[DATA IN THIS EXERCISE — start]

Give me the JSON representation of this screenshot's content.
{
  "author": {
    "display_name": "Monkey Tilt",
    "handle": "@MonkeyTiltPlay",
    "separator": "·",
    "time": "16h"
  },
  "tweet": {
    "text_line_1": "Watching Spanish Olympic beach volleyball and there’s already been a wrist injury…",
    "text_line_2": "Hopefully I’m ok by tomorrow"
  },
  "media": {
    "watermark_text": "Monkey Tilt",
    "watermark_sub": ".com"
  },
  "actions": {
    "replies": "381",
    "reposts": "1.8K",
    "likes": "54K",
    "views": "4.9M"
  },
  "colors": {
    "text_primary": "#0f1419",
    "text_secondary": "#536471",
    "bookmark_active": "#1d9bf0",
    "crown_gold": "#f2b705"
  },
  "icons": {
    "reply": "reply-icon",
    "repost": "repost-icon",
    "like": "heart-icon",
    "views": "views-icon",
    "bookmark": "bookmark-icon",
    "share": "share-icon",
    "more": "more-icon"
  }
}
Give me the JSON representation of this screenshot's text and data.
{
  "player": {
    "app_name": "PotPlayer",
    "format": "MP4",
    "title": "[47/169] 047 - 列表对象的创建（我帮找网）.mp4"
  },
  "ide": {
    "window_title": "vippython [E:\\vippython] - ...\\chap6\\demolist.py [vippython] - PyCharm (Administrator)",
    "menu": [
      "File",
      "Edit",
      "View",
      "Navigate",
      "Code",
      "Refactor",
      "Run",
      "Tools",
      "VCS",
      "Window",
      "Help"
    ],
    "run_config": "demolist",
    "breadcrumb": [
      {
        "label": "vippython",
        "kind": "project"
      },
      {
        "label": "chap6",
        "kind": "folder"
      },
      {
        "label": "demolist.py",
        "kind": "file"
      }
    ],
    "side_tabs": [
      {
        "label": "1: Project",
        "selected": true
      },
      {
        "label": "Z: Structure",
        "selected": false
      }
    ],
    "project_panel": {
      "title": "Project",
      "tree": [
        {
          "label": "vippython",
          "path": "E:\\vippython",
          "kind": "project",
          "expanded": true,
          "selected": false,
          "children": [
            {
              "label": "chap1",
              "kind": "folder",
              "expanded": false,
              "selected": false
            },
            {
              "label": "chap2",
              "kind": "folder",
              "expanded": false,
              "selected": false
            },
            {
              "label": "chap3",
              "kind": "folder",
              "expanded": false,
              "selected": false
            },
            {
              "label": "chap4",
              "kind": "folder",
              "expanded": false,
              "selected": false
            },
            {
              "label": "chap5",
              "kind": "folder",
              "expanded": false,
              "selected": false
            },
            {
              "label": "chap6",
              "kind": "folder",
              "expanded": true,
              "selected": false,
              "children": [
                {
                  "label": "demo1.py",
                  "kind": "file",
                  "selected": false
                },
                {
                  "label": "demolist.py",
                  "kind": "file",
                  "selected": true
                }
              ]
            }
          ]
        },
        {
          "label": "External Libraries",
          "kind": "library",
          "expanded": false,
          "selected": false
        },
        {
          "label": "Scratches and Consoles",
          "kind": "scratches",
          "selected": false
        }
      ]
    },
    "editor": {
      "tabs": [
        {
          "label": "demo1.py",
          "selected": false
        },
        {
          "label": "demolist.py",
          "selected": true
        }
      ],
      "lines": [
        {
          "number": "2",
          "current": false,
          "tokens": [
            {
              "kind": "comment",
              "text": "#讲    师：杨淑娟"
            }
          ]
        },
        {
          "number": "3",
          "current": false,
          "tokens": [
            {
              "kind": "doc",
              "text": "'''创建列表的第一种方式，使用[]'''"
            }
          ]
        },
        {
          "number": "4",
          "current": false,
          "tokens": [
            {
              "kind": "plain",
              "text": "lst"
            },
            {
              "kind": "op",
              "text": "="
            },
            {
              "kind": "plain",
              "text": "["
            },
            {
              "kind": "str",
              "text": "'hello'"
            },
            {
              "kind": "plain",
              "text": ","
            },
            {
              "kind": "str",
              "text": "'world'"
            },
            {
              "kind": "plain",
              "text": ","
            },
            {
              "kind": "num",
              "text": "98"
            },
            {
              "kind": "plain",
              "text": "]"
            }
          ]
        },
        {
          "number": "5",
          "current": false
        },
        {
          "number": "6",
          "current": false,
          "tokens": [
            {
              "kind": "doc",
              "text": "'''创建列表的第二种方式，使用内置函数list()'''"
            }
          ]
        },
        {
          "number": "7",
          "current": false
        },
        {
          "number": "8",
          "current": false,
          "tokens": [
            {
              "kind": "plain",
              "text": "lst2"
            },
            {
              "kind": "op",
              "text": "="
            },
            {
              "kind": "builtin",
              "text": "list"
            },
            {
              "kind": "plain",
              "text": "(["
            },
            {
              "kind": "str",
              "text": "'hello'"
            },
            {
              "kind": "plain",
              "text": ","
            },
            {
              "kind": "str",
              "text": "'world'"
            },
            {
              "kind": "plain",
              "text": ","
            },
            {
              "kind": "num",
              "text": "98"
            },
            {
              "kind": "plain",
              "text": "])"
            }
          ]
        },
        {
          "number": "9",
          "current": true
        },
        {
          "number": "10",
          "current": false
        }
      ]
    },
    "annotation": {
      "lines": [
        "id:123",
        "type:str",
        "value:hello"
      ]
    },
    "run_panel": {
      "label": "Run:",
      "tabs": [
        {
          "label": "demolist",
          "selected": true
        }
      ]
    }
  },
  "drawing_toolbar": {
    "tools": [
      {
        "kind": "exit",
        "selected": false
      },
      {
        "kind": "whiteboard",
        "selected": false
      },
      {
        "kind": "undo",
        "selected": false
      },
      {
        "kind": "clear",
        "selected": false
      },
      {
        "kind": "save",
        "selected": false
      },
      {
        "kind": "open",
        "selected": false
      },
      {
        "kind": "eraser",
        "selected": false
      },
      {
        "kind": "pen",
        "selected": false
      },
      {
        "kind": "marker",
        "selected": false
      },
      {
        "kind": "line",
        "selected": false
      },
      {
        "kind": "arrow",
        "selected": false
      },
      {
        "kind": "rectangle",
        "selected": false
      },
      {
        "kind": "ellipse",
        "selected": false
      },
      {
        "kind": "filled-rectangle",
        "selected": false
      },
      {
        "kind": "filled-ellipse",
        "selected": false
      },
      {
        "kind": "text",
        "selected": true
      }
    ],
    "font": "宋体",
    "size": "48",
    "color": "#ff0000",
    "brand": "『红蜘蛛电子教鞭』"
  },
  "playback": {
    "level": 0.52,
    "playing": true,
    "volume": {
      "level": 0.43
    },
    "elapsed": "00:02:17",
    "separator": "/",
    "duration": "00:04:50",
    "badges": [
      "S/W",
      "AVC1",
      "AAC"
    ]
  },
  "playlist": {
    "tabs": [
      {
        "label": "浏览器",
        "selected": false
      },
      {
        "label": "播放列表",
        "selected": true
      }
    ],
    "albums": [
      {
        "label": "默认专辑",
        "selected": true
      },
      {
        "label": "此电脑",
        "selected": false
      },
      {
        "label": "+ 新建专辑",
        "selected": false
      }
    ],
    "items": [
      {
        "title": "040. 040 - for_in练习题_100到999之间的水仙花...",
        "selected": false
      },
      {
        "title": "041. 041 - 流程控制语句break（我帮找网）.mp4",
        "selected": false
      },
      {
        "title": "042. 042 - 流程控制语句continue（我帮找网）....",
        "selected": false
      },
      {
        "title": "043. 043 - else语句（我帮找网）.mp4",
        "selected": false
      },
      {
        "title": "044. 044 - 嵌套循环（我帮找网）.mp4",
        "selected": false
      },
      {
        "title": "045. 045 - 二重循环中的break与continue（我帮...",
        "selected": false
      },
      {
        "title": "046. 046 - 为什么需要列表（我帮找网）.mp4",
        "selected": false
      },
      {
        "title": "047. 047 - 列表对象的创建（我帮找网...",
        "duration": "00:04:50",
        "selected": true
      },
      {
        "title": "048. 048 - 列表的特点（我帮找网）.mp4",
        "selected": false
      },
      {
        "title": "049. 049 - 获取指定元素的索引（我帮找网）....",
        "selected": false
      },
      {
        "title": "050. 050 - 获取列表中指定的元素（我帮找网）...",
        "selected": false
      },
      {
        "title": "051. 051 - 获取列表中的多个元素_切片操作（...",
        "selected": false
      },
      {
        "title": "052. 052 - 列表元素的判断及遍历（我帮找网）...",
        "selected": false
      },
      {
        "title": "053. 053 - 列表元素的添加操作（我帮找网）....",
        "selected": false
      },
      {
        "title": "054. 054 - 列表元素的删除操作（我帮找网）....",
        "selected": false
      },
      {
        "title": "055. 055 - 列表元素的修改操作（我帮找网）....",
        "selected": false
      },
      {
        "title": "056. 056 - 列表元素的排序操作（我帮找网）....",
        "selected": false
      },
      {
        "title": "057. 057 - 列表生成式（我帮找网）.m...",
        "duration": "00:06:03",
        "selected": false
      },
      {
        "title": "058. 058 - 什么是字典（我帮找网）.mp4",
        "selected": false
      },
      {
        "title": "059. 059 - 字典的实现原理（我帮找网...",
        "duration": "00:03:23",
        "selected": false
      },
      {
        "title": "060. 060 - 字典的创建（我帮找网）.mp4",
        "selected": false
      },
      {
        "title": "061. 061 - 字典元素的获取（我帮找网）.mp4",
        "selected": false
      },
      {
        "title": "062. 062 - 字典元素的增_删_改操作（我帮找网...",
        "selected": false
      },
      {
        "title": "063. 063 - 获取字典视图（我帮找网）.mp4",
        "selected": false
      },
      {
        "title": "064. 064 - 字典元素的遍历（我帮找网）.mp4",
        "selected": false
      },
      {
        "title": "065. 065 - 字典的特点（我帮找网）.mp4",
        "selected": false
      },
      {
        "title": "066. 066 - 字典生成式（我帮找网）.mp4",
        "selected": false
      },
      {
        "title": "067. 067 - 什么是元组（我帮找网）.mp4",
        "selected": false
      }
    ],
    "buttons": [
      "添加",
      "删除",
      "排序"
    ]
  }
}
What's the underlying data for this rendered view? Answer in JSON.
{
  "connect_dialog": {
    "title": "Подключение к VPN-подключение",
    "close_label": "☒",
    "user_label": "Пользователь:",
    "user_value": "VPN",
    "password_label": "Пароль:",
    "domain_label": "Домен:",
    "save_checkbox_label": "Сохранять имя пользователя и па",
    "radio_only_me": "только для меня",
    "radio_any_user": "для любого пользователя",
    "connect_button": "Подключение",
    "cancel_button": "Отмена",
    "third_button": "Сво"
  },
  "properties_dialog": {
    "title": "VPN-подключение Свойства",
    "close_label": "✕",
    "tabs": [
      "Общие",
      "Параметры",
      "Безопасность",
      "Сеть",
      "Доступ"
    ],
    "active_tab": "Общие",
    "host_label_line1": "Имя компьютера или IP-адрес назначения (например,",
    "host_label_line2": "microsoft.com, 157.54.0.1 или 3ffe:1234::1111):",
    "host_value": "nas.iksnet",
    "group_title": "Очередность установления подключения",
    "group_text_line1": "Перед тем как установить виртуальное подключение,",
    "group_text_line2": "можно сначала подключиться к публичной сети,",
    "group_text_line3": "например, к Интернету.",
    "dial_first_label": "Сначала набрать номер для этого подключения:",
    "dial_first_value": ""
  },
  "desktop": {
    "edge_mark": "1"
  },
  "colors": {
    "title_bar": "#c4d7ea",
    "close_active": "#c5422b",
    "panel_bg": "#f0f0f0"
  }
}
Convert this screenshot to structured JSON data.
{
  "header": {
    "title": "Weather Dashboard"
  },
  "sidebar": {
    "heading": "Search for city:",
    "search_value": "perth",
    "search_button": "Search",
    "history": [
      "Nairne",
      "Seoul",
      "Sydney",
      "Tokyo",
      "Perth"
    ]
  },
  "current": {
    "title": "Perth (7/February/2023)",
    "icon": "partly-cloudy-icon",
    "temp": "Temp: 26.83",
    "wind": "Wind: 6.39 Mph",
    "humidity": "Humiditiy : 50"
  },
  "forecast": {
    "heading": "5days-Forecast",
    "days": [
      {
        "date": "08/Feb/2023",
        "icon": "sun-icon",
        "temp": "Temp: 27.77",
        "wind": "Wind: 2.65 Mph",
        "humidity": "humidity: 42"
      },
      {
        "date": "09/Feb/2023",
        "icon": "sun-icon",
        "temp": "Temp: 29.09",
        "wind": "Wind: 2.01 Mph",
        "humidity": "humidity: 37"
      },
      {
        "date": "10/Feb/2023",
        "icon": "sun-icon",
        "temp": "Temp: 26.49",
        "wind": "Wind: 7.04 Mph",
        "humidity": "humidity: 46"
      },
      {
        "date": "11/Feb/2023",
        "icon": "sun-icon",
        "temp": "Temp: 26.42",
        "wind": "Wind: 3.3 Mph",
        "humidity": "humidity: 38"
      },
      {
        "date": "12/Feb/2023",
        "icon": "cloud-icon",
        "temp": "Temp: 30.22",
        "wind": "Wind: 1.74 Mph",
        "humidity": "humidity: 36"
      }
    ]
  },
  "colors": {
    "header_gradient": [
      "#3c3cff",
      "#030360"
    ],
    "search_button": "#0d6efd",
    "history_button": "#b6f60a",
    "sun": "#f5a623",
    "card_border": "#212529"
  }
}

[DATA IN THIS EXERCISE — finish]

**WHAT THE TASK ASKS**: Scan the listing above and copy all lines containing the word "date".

**SOLUTION TO THE EXERCISE**:
        "date": "08/Feb/2023",
        "date": "09/Feb/2023",
        "date": "10/Feb/2023",
        "date": "11/Feb/2023",
        "date": "12/Feb/2023",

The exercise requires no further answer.